» TASK INSTRUCTIONS
When you reach a picture, skip it, and retype every line below exactly.

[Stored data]
= = = = =
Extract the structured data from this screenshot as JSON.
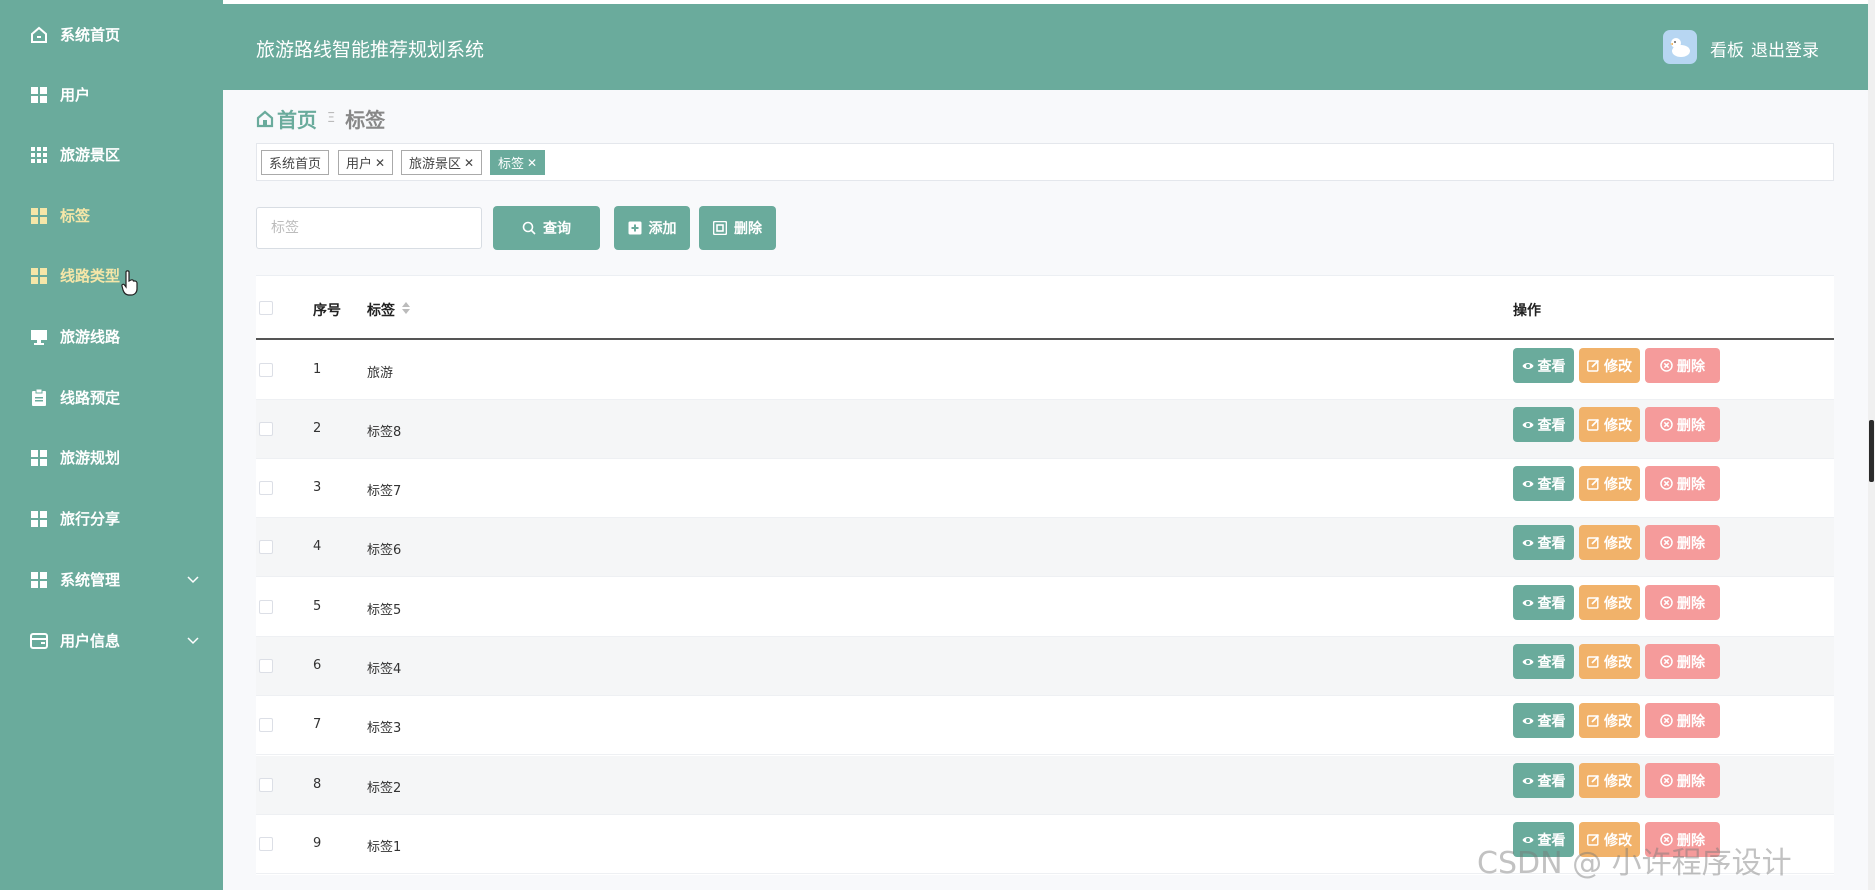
{
  "sidebar": {
    "items": [
      {
        "label": "系统首页"
      },
      {
        "label": "用户"
      },
      {
        "label": "旅游景区"
      },
      {
        "label": "标签"
      },
      {
        "label": "线路类型"
      },
      {
        "label": "旅游线路"
      },
      {
        "label": "线路预定"
      },
      {
        "label": "旅游规划"
      },
      {
        "label": "旅行分享"
      },
      {
        "label": "系统管理"
      },
      {
        "label": "用户信息"
      }
    ]
  },
  "header": {
    "title": "旅游路线智能推荐规划系统",
    "board_label": "看板",
    "logout_label": "退出登录"
  },
  "breadcrumb": {
    "home": "首页",
    "separator": "Ξ",
    "current": "标签"
  },
  "tabs": [
    {
      "label": "系统首页"
    },
    {
      "label": "用户"
    },
    {
      "label": "旅游景区"
    },
    {
      "label": "标签"
    }
  ],
  "search": {
    "placeholder": "标签",
    "query_label": "查询",
    "add_label": "添加",
    "delete_label": "删除"
  },
  "table": {
    "headers": {
      "no": "序号",
      "tag": "标签",
      "action": "操作"
    },
    "rows": [
      {
        "no": "1",
        "tag": "旅游"
      },
      {
        "no": "2",
        "tag": "标签8"
      },
      {
        "no": "3",
        "tag": "标签7"
      },
      {
        "no": "4",
        "tag": "标签6"
      },
      {
        "no": "5",
        "tag": "标签5"
      },
      {
        "no": "6",
        "tag": "标签4"
      },
      {
        "no": "7",
        "tag": "标签3"
      },
      {
        "no": "8",
        "tag": "标签2"
      },
      {
        "no": "9",
        "tag": "标签1"
      }
    ],
    "actions": {
      "view": "查看",
      "edit": "修改",
      "delete": "删除"
    }
  },
  "watermark": "CSDN @ 小许程序设计",
  "colors": {
    "primary": "#6aab9c",
    "edit": "#f1b26a",
    "delete": "#f59b9b",
    "active_menu": "#f5e6a8"
  }
}
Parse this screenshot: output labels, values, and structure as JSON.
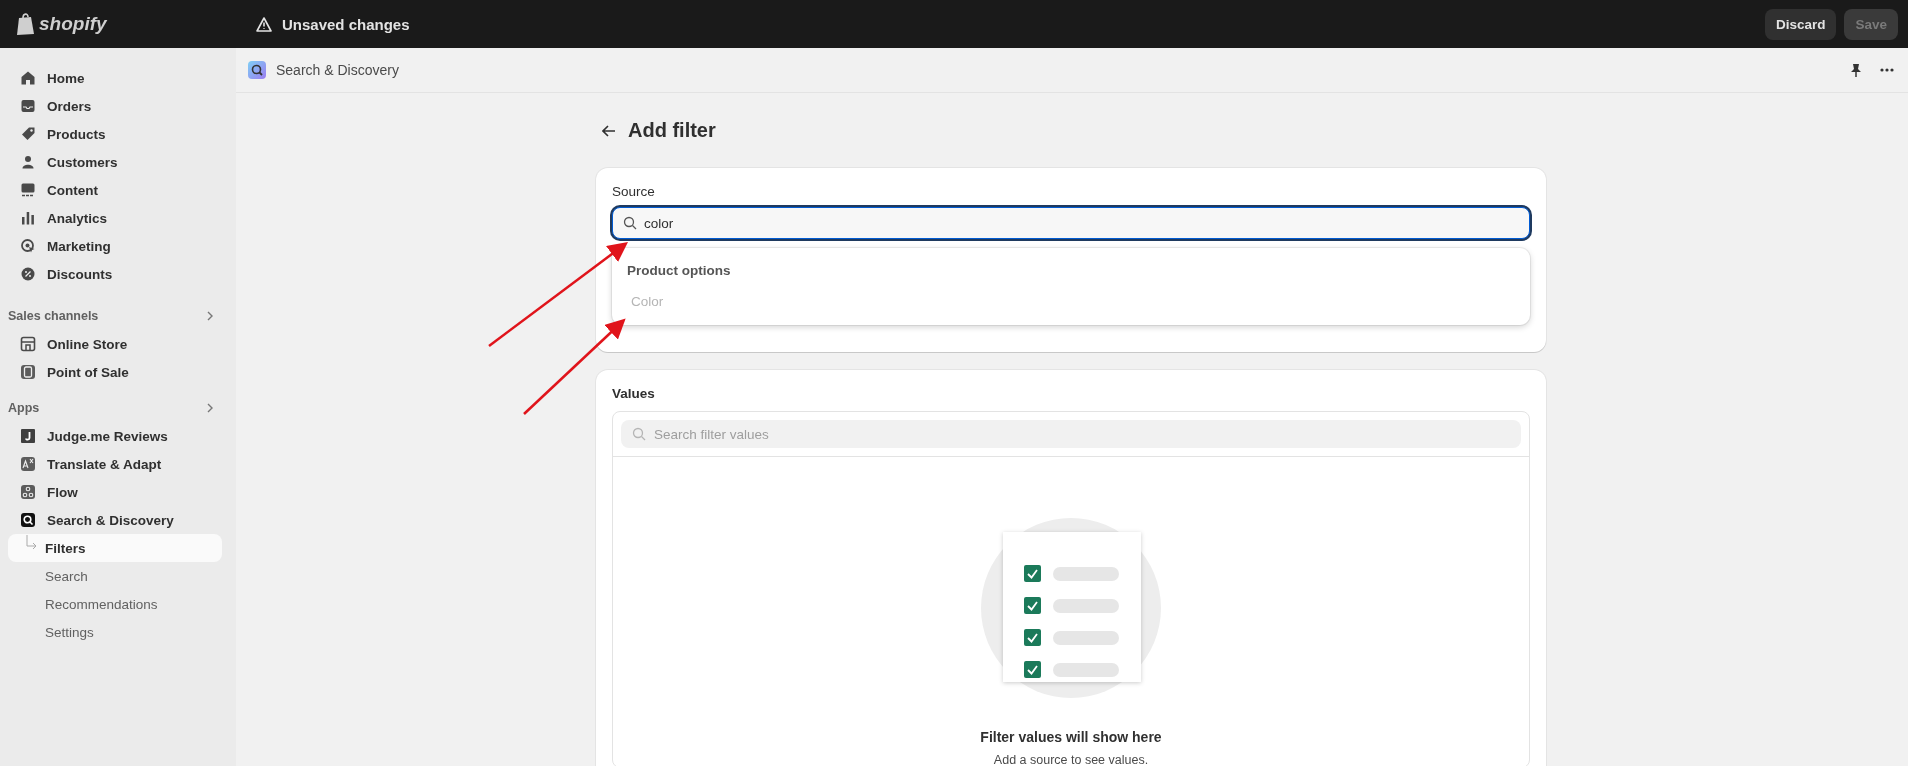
{
  "top_bar": {
    "logo": "shopify",
    "status": "Unsaved changes",
    "buttons": [
      {
        "label": "Discard",
        "disabled": false
      },
      {
        "label": "Save",
        "disabled": true
      }
    ]
  },
  "sidebar": {
    "main_items": [
      {
        "label": "Home"
      },
      {
        "label": "Orders"
      },
      {
        "label": "Products"
      },
      {
        "label": "Customers"
      },
      {
        "label": "Content"
      },
      {
        "label": "Analytics"
      },
      {
        "label": "Marketing"
      },
      {
        "label": "Discounts"
      }
    ],
    "sections": [
      {
        "title": "Sales channels",
        "items": [
          {
            "label": "Online Store"
          },
          {
            "label": "Point of Sale"
          }
        ]
      },
      {
        "title": "Apps",
        "items": [
          {
            "label": "Judge.me Reviews"
          },
          {
            "label": "Translate & Adapt"
          },
          {
            "label": "Flow"
          },
          {
            "label": "Search & Discovery",
            "children": [
              {
                "label": "Filters",
                "selected": true
              },
              {
                "label": "Search",
                "selected": false
              },
              {
                "label": "Recommendations",
                "selected": false
              },
              {
                "label": "Settings",
                "selected": false
              }
            ]
          }
        ]
      }
    ]
  },
  "app_bar": {
    "title": "Search & Discovery"
  },
  "page": {
    "title": "Add filter",
    "source": {
      "label": "Source",
      "value": "color",
      "dropdown": {
        "group": "Product options",
        "options": [
          {
            "label": "Color",
            "disabled": true
          }
        ]
      }
    },
    "values": {
      "title": "Values",
      "search_placeholder": "Search filter values",
      "empty_title": "Filter values will show here",
      "empty_text": "Add a source to see values."
    }
  }
}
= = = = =
» RESULT OF THE EXERCISE
Extract the structured data from this screenshot as JSON.
{
  "sidebar": {
    "items": [
      {
        "label": "系统首页"
      },
      {
        "label": "用户"
      },
      {
        "label": "旅游景区"
      },
      {
        "label": "标签"
      },
      {
        "label": "线路类型"
      },
      {
        "label": "旅游线路"
      },
      {
        "label": "线路预定"
      },
      {
        "label": "旅游规划"
      },
      {
        "label": "旅行分享"
      },
      {
        "label": "系统管理"
      },
      {
        "label": "用户信息"
      }
    ]
  },
  "header": {
    "title": "旅游路线智能推荐规划系统",
    "board_label": "看板",
    "logout_label": "退出登录"
  },
  "breadcrumb": {
    "home": "首页",
    "separator": "Ξ",
    "current": "标签"
  },
  "tabs": [
    {
      "label": "系统首页"
    },
    {
      "label": "用户"
    },
    {
      "label": "旅游景区"
    },
    {
      "label": "标签"
    }
  ],
  "search": {
    "placeholder": "标签",
    "query_label": "查询",
    "add_label": "添加",
    "delete_label": "删除"
  },
  "table": {
    "headers": {
      "no": "序号",
      "tag": "标签",
      "action": "操作"
    },
    "rows": [
      {
        "no": "1",
        "tag": "旅游"
      },
      {
        "no": "2",
        "tag": "标签8"
      },
      {
        "no": "3",
        "tag": "标签7"
      },
      {
        "no": "4",
        "tag": "标签6"
      },
      {
        "no": "5",
        "tag": "标签5"
      },
      {
        "no": "6",
        "tag": "标签4"
      },
      {
        "no": "7",
        "tag": "标签3"
      },
      {
        "no": "8",
        "tag": "标签2"
      },
      {
        "no": "9",
        "tag": "标签1"
      }
    ],
    "actions": {
      "view": "查看",
      "edit": "修改",
      "delete": "删除"
    }
  },
  "watermark": "CSDN @ 小许程序设计",
  "colors": {
    "primary": "#6aab9c",
    "edit": "#f1b26a",
    "delete": "#f59b9b",
    "active_menu": "#f5e6a8"
  }
}
Parse this screenshot: output labels, values, and structure as JSON.
{
  "top_bar": {
    "logo": "shopify",
    "status": "Unsaved changes",
    "buttons": [
      {
        "label": "Discard",
        "disabled": false
      },
      {
        "label": "Save",
        "disabled": true
      }
    ]
  },
  "sidebar": {
    "main_items": [
      {
        "label": "Home"
      },
      {
        "label": "Orders"
      },
      {
        "label": "Products"
      },
      {
        "label": "Customers"
      },
      {
        "label": "Content"
      },
      {
        "label": "Analytics"
      },
      {
        "label": "Marketing"
      },
      {
        "label": "Discounts"
      }
    ],
    "sections": [
      {
        "title": "Sales channels",
        "items": [
          {
            "label": "Online Store"
          },
          {
            "label": "Point of Sale"
          }
        ]
      },
      {
        "title": "Apps",
        "items": [
          {
            "label": "Judge.me Reviews"
          },
          {
            "label": "Translate & Adapt"
          },
          {
            "label": "Flow"
          },
          {
            "label": "Search & Discovery",
            "children": [
              {
                "label": "Filters",
                "selected": true
              },
              {
                "label": "Search",
                "selected": false
              },
              {
                "label": "Recommendations",
                "selected": false
              },
              {
                "label": "Settings",
                "selected": false
              }
            ]
          }
        ]
      }
    ]
  },
  "app_bar": {
    "title": "Search & Discovery"
  },
  "page": {
    "title": "Add filter",
    "source": {
      "label": "Source",
      "value": "color",
      "dropdown": {
        "group": "Product options",
        "options": [
          {
            "label": "Color",
            "disabled": true
          }
        ]
      }
    },
    "values": {
      "title": "Values",
      "search_placeholder": "Search filter values",
      "empty_title": "Filter values will show here",
      "empty_text": "Add a source to see values."
    }
  }
}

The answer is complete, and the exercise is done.